Civil rights organizations are poised to file lawsuits over voting reforms that are expected to soon be signed into law by Governor Greg Abbott.
Among the first will be LULAC, the nation’s oldest and largest Latino organization.
Luis Vera, the group’s national counsel, said LULAC and other organizations will be filing lawsuits after SB1 is enacted, claiming the changes will violate the rights of Latino voters.
“We do not intend to take this lying down, period,” said Rodolfo Rosales Jr., of San Antonio, the LULAC state director.
Dr. Gregory Hudspeth, the local president of the NAACP, said, “We have not had that discussion yet about a lawsuit, but I’m sure that we’re not going to take anything off the table.”
He said, “What we’re watching here is an effort to limit the diversity of our elected bodies, to limit the diversity of the Texas legislature and to limit the diversity that we have in the United States Congress.”
Both said changes such as adding ID requirements to absentee voting, limiting early voting hours, and empowering partisan poll watchers, will make it harder to vote for minorities, seniors and people with disabilities.
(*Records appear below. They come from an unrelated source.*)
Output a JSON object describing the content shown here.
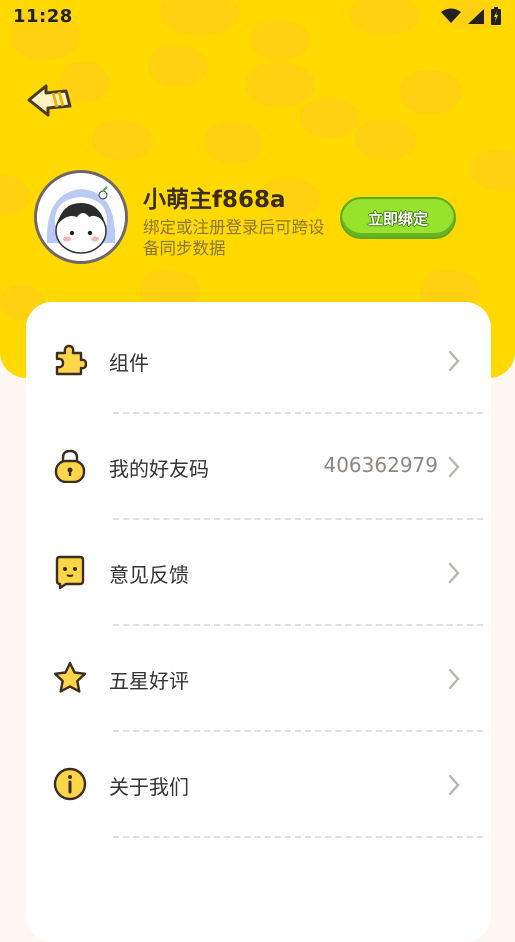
{
  "status_bar": {
    "time": "11:28"
  },
  "profile": {
    "username": "小萌主f868a",
    "bind_hint": "绑定或注册登录后可跨设备同步数据",
    "bind_button": "立即绑定"
  },
  "menu": [
    {
      "label": "组件",
      "value": "",
      "icon": "puzzle-icon"
    },
    {
      "label": "我的好友码",
      "value": "406362979",
      "icon": "lock-icon"
    },
    {
      "label": "意见反馈",
      "value": "",
      "icon": "feedback-icon"
    },
    {
      "label": "五星好评",
      "value": "",
      "icon": "star-icon"
    },
    {
      "label": "关于我们",
      "value": "",
      "icon": "info-icon"
    }
  ],
  "colors": {
    "header": "#FFD900",
    "button_green": "#96E22C",
    "background": "#FFF7F4"
  }
}
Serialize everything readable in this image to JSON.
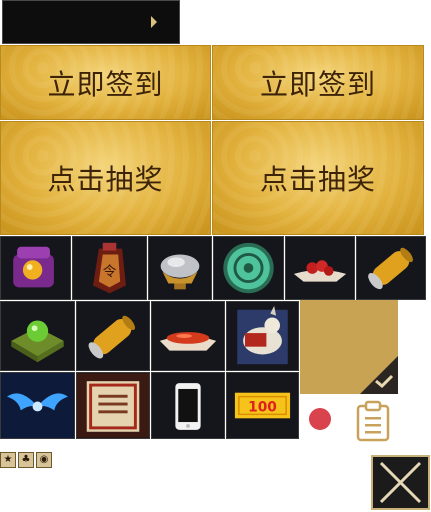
{
  "signin": {
    "left_label": "立即签到",
    "right_label": "立即签到"
  },
  "lottery": {
    "left_label": "点击抽奖",
    "right_label": "点击抽奖"
  },
  "ticket": {
    "value": "100"
  },
  "colors": {
    "gold": "#e2b23e",
    "button_text": "#3d2308",
    "red_dot": "#d8434e",
    "panel_gold": "#c9a354"
  },
  "icons": [
    "jewel-box-icon",
    "token-icon",
    "silver-ore-icon",
    "jade-disc-icon",
    "berries-plate-icon",
    "silk-roll-icon",
    "green-orb-icon",
    "silk-roll-icon",
    "chili-powder-icon",
    "horse-mount-icon",
    "blue-wings-icon",
    "scroll-icon",
    "phone-icon",
    "coupon-icon",
    "check-icon",
    "clipboard-icon",
    "close-icon"
  ]
}
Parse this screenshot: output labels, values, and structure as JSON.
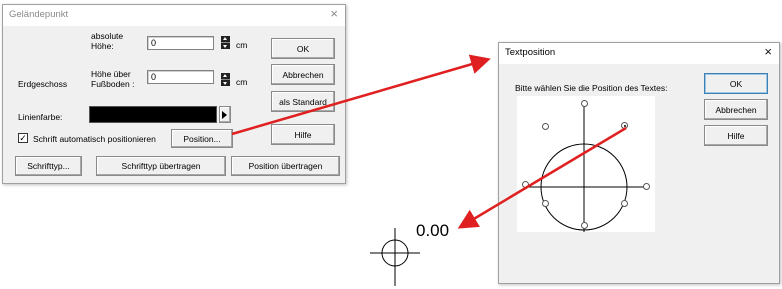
{
  "gelaendepunkt": {
    "title": "Geländepunkt",
    "close": "×",
    "absolute_label_line1": "absolute",
    "absolute_label_line2": "Höhe:",
    "absolute_value": "0",
    "unit_cm_1": "cm",
    "floor_label": "Erdgeschoss",
    "height_label_line1": "Höhe über",
    "height_label_line2": "Fußboden :",
    "height_value": "0",
    "unit_cm_2": "cm",
    "line_color_label": "Linienfarbe:",
    "line_color": "#000000",
    "auto_position_label": "Schrift automatisch positionieren",
    "auto_position_checked": "✓",
    "buttons": {
      "ok": "OK",
      "cancel": "Abbrechen",
      "as_default": "als Standard",
      "help": "Hilfe",
      "position": "Position...",
      "font_type": "Schrifttyp...",
      "transfer_font": "Schrifttyp übertragen",
      "transfer_position": "Position übertragen"
    }
  },
  "textposition": {
    "title": "Textposition",
    "close": "×",
    "prompt": "Bitte wählen Sie die Position des Textes:",
    "buttons": {
      "ok": "OK",
      "cancel": "Abbrechen",
      "help": "Hilfe"
    }
  },
  "canvas": {
    "label": "0.00"
  },
  "colors": {
    "arrow": "#e02020",
    "selection_blue": "#3c7fb1"
  }
}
However, in a statement, House Speaker Dade Phelan said the bill was “a significant step forward advancing the integrity of our elections.”
The text of the bill reads in part it was “enacted solely to prevent fraud in the electoral process and ensure that all legally cast ballots are counted.”
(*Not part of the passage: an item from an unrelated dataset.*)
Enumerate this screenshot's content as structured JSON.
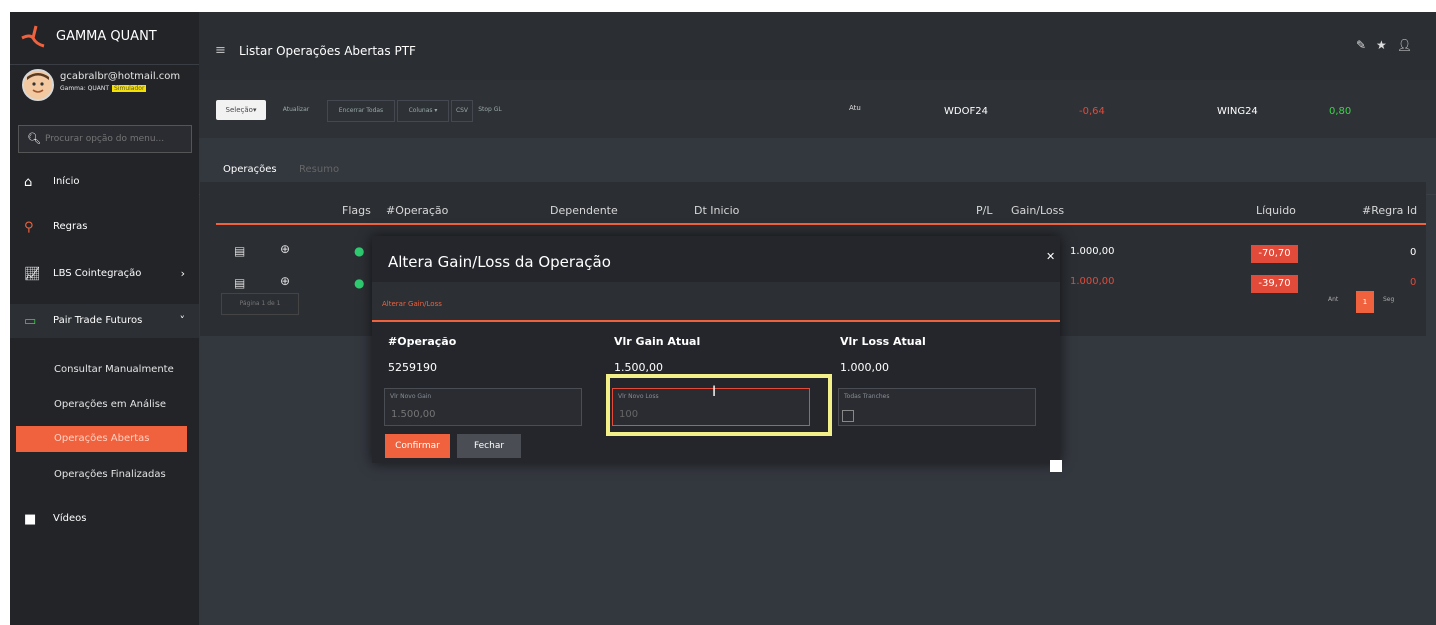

Having been passed by the Texas House late Thursday night, the legislation will go to the governor after any differences between the House and Senate are worked out and adopted.
Once enacted, the law would take effect September 1.